US5664014 *Jun 6, 1995Sep 2, 1997Pan Communications, Inc.Two-way communications earset
US5844984 *Nov 21, 1994Dec 1, 1998Pan Communications, Inc.Two-way communications earset with filter
US6130953 *Jun 9, 1998Oct 10, 2000Knowles Electronics, Inc.Headset
US6272360Jul 3, 1997Aug 7, 2001Pan Communications, Inc.Remotely installed transmitter and a hands-free two-way voice terminal device using same
US6456721 *Jun 23, 1999Sep 24, 2002Temco Japan Co., Ltd.Headset with bone conduction speaker and microphone
US7110743Jun 30, 2003Sep 19, 2006Mine Safety Appliances CompanyCommunications device for a protective helmet
US7983437Jan 4, 2008Jul 19, 2011Hammond WongEarphone set with detachable speakers or subwoofers
US8130970Apr 26, 2006Mar 6, 20123M Innovative Properties CompanyEar cup
US8130985 *Jun 7, 2007Mar 6, 20123M Innovative Properties CompanyEar cup with bone conduction microphone
US8189801Apr 26, 2006May 29, 20123M Svenska AktiebolagEar cup
US8224011Apr 26, 2006Jul 17, 20123M Innovative Properties CompanyEar cup with microphone device
US8243943Nov 23, 2004Aug 14, 20123M Svenska AktiebolagHearing protector with removable microphone, amplifier, and loudspeaker unit
US8320600 *Jul 21, 2009Nov 27, 2012Boston Scientific Neuromodulation CorporationMethod and apparatus to enhance communication in the operating room
US8995676Mar 23, 2009Mar 31, 20153M Svenska AbHearing protector
US20010046304 *Apr 24, 2001Nov 29, 2001Rast Rodger H.System and method for selective control of acoustic isolation in headsets
US20040261158 *Jun 30, 2003Dec 30, 2004Larry DepewCommunications device for a protective helmet
US20050238181 *Nov 29, 2004Oct 27, 2005Sigvard NilssonHearing protector

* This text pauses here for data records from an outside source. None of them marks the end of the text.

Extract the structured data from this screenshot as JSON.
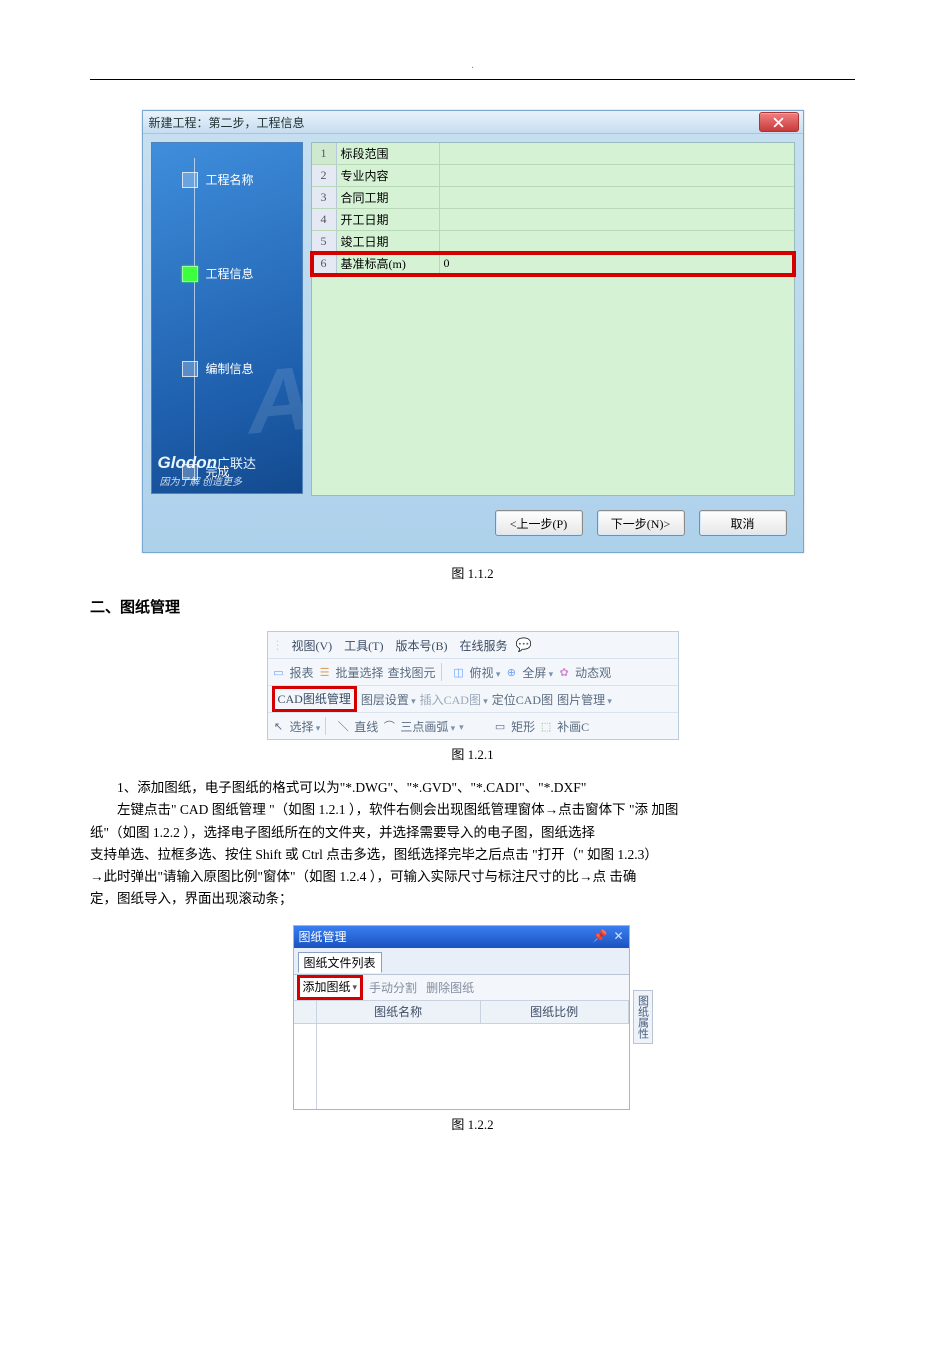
{
  "dialog1": {
    "title": "新建工程：第二步，工程信息",
    "steps": {
      "s1": "工程名称",
      "s2": "工程信息",
      "s3": "编制信息",
      "s4": "完成"
    },
    "logo": "Glodon",
    "logo_cn": "广联达",
    "slogan": "因为了解 创造更多",
    "rows": [
      {
        "idx": "1",
        "label": "标段范围",
        "value": ""
      },
      {
        "idx": "2",
        "label": "专业内容",
        "value": ""
      },
      {
        "idx": "3",
        "label": "合同工期",
        "value": ""
      },
      {
        "idx": "4",
        "label": "开工日期",
        "value": ""
      },
      {
        "idx": "5",
        "label": "竣工日期",
        "value": ""
      },
      {
        "idx": "6",
        "label": "基准标高(m)",
        "value": "0"
      }
    ],
    "buttons": {
      "prev": "<上一步(P)",
      "next": "下一步(N)>",
      "cancel": "取消"
    }
  },
  "caption1": "图 1.1.2",
  "section2": "二、图纸管理",
  "toolbar": {
    "menu": {
      "view": "视图(V)",
      "tool": "工具(T)",
      "ver": "版本号(B)",
      "online": "在线服务"
    },
    "row2": {
      "report": "报表",
      "batch": "批量选择",
      "find": "查找图元",
      "top": "俯视",
      "full": "全屏",
      "dyn": "动态观"
    },
    "row3": {
      "cadmgr": "CAD图纸管理",
      "layer": "图层设置",
      "insert": "插入CAD图",
      "locate": "定位CAD图",
      "pic": "图片管理"
    },
    "row4": {
      "select": "选择",
      "line": "直线",
      "arc": "三点画弧",
      "rect": "矩形",
      "fill": "补画C"
    }
  },
  "caption2": "图 1.2.1",
  "text": {
    "p1": "1、添加图纸，电子图纸的格式可以为\"*.DWG\"、\"*.GVD\"、\"*.CADI\"、\"*.DXF\"",
    "p2a": "左键点击\" CAD 图纸管理 \"（如图 1.2.1 ），软件右侧会出现图纸管理窗体→点击窗体下  \"添 加图",
    "p2b": "纸\"（如图  1.2.2 ），选择电子图纸所在的文件夹，并选择需要导入的电子图，图纸选择",
    "p3": "支持单选、拉框多选、按住   Shift 或 Ctrl 点击多选，图纸选择完毕之后点击  \"打开（\" 如图 1.2.3）",
    "p4": "→此时弹出\"请输入原图比例\"窗体\"（如图  1.2.4 ），可输入实际尺寸与标注尺寸的比→点  击确",
    "p5": "定，图纸导入，界面出现滚动条；"
  },
  "panel": {
    "title": "图纸管理",
    "tab": "图纸文件列表",
    "add": "添加图纸",
    "manual": "手动分割",
    "del": "删除图纸",
    "col_name": "图纸名称",
    "col_ratio": "图纸比例",
    "dock": "图纸属性"
  },
  "caption3": "图 1.2.2"
}
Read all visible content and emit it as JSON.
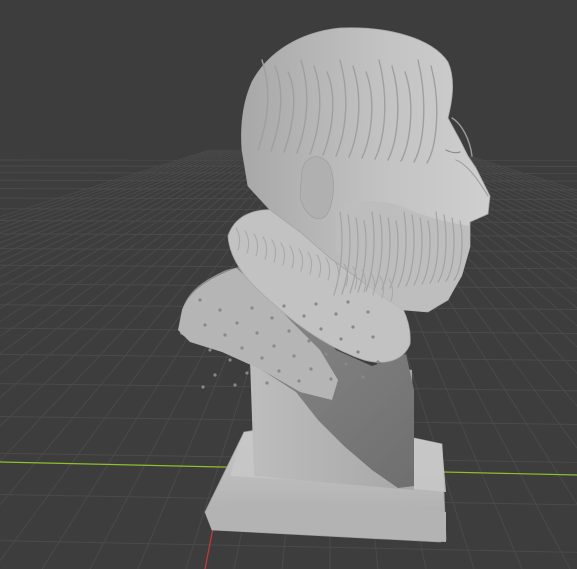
{
  "viewport": {
    "background_color": "#3d3d3d",
    "grid_line_color": "#4a4a4a",
    "x_axis_color": "#8fbf2a",
    "y_axis_color": "#c93a3a",
    "object_color": "#b9b9b9",
    "object_shadow_color": "#8c8c8c",
    "object_highlight_color": "#d4d4d4"
  },
  "scene": {
    "object_type": "sculpted-bust-mesh",
    "view": "perspective-side",
    "floor_grid": true
  }
}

US20090060231 *Jul 3, 2008Mar 5, 2009Thomas William BuroojyBone Conduction Headphones
US20090252352 *Jun 7, 2007Oct 8, 2009Peltor AbEar cup
CN101472541BJun 7, 2007Jun 20, 20123M瑞典有限公司Ear cup
WO1993023944A1 *Sep 23, 1992Nov 25, 1993Norcom Communications CorpBone conductive ear microphone and method
WO1994006255A1 *Sep 3, 1993Mar 17, 1994Peer KuhlmannAn ear microphone for insertion in the ear in connection with portable telephones or radios
WO1995020303A1 *Jan 16, 1995Jul 27, 1995Allan EdingtonHeadsets
WO2008013487A1 *Jun 7, 2007Jan 31, 2008Peltor AbEar cup
Classifications
U.S. Classification379/430, 381/326, 381/151
International ClassificationH04M1/05, H04M1/04, H04B1/38, H04R1/10, H04R1/00
Cooperative ClassificationH04M1/05
European ClassificationH04M1/05
Legal Events
DateCodeEventDescription
Mar 19, 1987ASAssignment
Owner name: ALCATEL N.V., DE LAIRESSESTRAAT 153, 1075 HK AMSTE
Free format text: ASSIGNMENT OF ASSIGNORS INTEREST.;ASSIGNOR:INTERNATIONAL STANDARD ELECTRIC CORPORATION, A CORP OF DE;REEL/FRAME:004718/0023
Effective date: 19870311